by David Hart
America has a love-hate relationship with Canada geese.
They are big, beautiful and graceful birds, and their migration symbolized the coming of autumn. At least that’s how it once was. These days, resident geese are like the unwelcome visitor that refuses to leave. They leave droppings everywhere they go, and their waste can foul ponds and fields alike. In many places, they are little more than 10-pound flying rats.
Hunters, however, have every reason to love what the rest of the world considers a pest.
Resident Canada geese now live in nearly every state, and they provide abundant and accessible hunting opportunities.
Seasons in some states begin as early as mid-August. And because they are an unwelcome pest in so many places, many landowners are grateful someone is willing to rid their land of the messy birds.
All that opportunity doesn’t mean killing a few geese is as simple as throwing out a few decoys.

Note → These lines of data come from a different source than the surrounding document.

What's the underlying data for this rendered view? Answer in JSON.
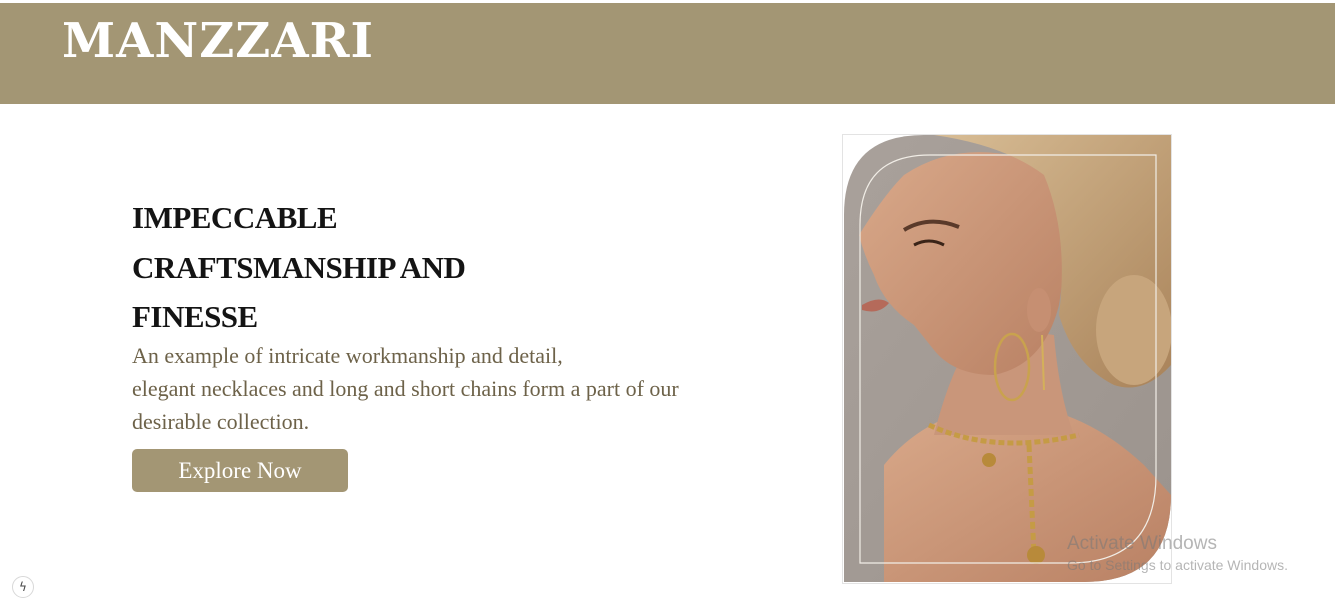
{
  "header": {
    "logo": "MANZZARI"
  },
  "hero": {
    "title_lines": [
      "IMPECCABLE",
      "CRAFTSMANSHIP AND",
      "FINESSE"
    ],
    "description_lines": [
      "An example of intricate workmanship and detail,",
      "elegant necklaces and long and short chains form a part of our",
      "desirable collection."
    ],
    "cta_label": "Explore Now"
  },
  "watermark": {
    "title": "Activate Windows",
    "subtitle": "Go to Settings to activate Windows."
  },
  "colors": {
    "brand": "#a39674",
    "heading": "#141414",
    "body_text": "#6d6249"
  },
  "icons": {
    "corner": "lightning-icon",
    "photo": "model-jewelry-photo"
  }
}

You have to find them first. In fact, scouting is critical for early season resident geese for a simple reason, says Minnesota resident and Avery Outdoors territory manager Mark Brendemuehl.
“They have fewer options this time of year. There isn’t as much corn cut, and the grain fields that have been harvested early often grow up in thick grass, so geese won’t use them,” he explains. “They are also creatures of habit, especially if they haven’t been hunted. They roost on the same water and loaf on the same ponds day after day. You have to find those spots they are using, otherwise you may be wasting your time.”

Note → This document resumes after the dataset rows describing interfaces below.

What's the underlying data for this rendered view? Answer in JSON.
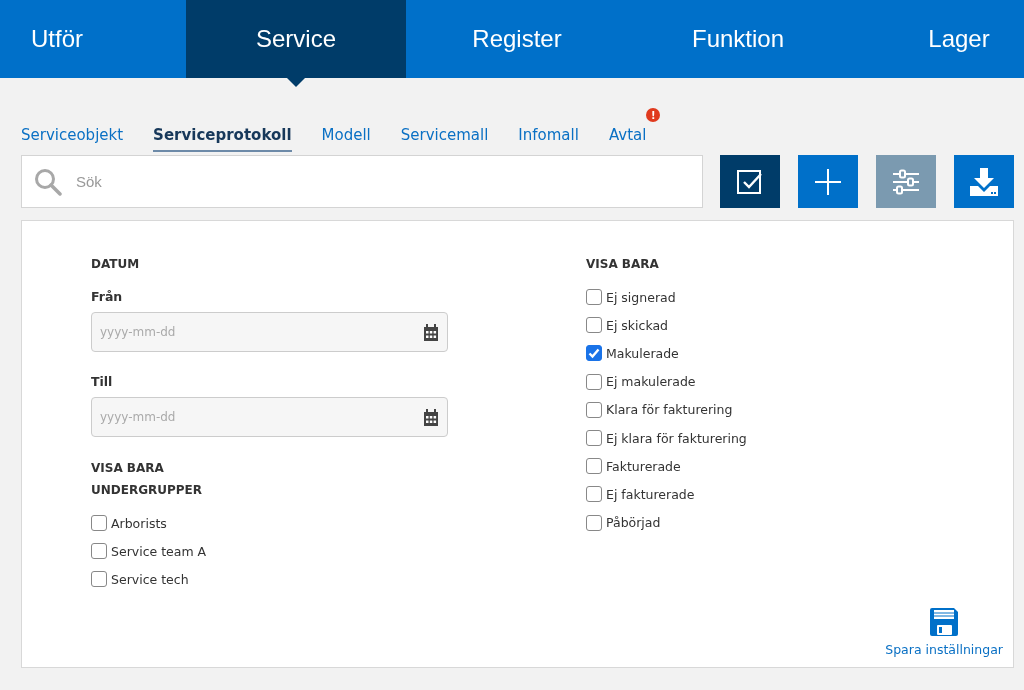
{
  "nav": [
    {
      "label": "Utför",
      "selected": false
    },
    {
      "label": "Service",
      "selected": true
    },
    {
      "label": "Register",
      "selected": false
    },
    {
      "label": "Funktion",
      "selected": false
    },
    {
      "label": "Lager",
      "selected": false
    }
  ],
  "subtabs": [
    {
      "label": "Serviceobjekt",
      "selected": false
    },
    {
      "label": "Serviceprotokoll",
      "selected": true
    },
    {
      "label": "Modell",
      "selected": false
    },
    {
      "label": "Servicemall",
      "selected": false
    },
    {
      "label": "Infomall",
      "selected": false
    },
    {
      "label": "Avtal",
      "selected": false,
      "badge": "!"
    }
  ],
  "search": {
    "placeholder": "Sök"
  },
  "toolbar": [
    {
      "kind": "select",
      "selected": true,
      "disabled": false
    },
    {
      "kind": "add",
      "selected": false,
      "disabled": false
    },
    {
      "kind": "filter",
      "selected": false,
      "disabled": true
    },
    {
      "kind": "download",
      "selected": false,
      "disabled": false
    }
  ],
  "filters": {
    "date": {
      "heading": "DATUM",
      "fields": [
        {
          "label": "Från",
          "placeholder": "yyyy-mm-dd"
        },
        {
          "label": "Till",
          "placeholder": "yyyy-mm-dd"
        }
      ]
    },
    "subgroups": {
      "heading_1": "VISA BARA",
      "heading_2": "UNDERGRUPPER",
      "items": [
        {
          "label": "Arborists",
          "checked": false
        },
        {
          "label": "Service team A",
          "checked": false
        },
        {
          "label": "Service tech",
          "checked": false
        }
      ]
    },
    "show_only": {
      "heading": "VISA BARA",
      "items": [
        {
          "label": "Ej signerad",
          "checked": false
        },
        {
          "label": "Ej skickad",
          "checked": false
        },
        {
          "label": "Makulerade",
          "checked": true
        },
        {
          "label": "Ej makulerade",
          "checked": false
        },
        {
          "label": "Klara för fakturering",
          "checked": false
        },
        {
          "label": "Ej klara för fakturering",
          "checked": false
        },
        {
          "label": "Fakturerade",
          "checked": false
        },
        {
          "label": "Ej fakturerade",
          "checked": false
        },
        {
          "label": "Påbörjad",
          "checked": false
        }
      ]
    }
  },
  "save": {
    "label": "Spara inställningar"
  }
}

A Different Bird
Unlike late-season geese, resident Canadas often stay in family flocks of anywhere from just a few birds up to a dozen or so. They certainly can gather in large groups when they feed and loaf, but there’s no need to set out a massive decoy spread. In fact, big spreads can actually intimidate resident birds.
Brendemuehl has used as few as a half-dozen, but he tends to use up to two dozen, depending on what he sees during scouting trips. It’s important to mimic what the real birds are doing, he says.
“I think they are more willing to land among a dozen or so decoys than three dozen because it’s what they are used to,” he says.
Fields or Water
The best place to hunt resident geese depends entirely on where they are feeding. Fields are always good, but this time of year, tossing out a handful of floating decoys on a farm pond can be deadly. Late-summer rains can rejuvenate pastures and Canada geese will flock to green grass. It’s one of their preferred foods and they’ll eat it well into the fall and early winter. That’s why ponds surrounded by grass can draw geese like few other places. The best ponds have low banks and no or little cover around the shoreline. That gives the birds a sense of security and it gives them the freedom to move onto to dry land at will.
“I hunted a pond that had nowhere to hide, but it was one of the best places I hunted. We just dug holes next to the water,” recalls Brendemuehl.
Because geese like to land on water and walk up on shore if given the opportunity, it’s a good idea to put some floating decoys in the water and some full-bodies on the shore. If there is no wind to bring the floating decoys to life, consider rigging some sort of jerk cord to coax wary geese into range.
The good news is that it often takes little coaxing to pull resident birds in close. Unless they’ve been hunted a few times, they are suckers for a decoy spread in the right place. Be patient, though, and choose your shots carefully.
“If you can, pick out the largest bird in the flock and shoot it first. It may be the adult in the group. If the rest are juveniles, there’s a good chance they’ll come back even after you knocked down a few on the first pass,” says Brendemuehl. “Sometimes it can seem too easy, but that makes up for all the hunts that aren’t.”
The Union Sportsmen’s Alliance website is designed to provide valuable articles about hunting, fishing and conservation for members of AFL-CIO affiliated labor unions and all sportsmen and sportswomen who appreciate hunting and fishing and want to preserve our outdoor heritage for future generations. If you would like your own story and experience from the outdoors to be considered for our website, please email us at [email protected].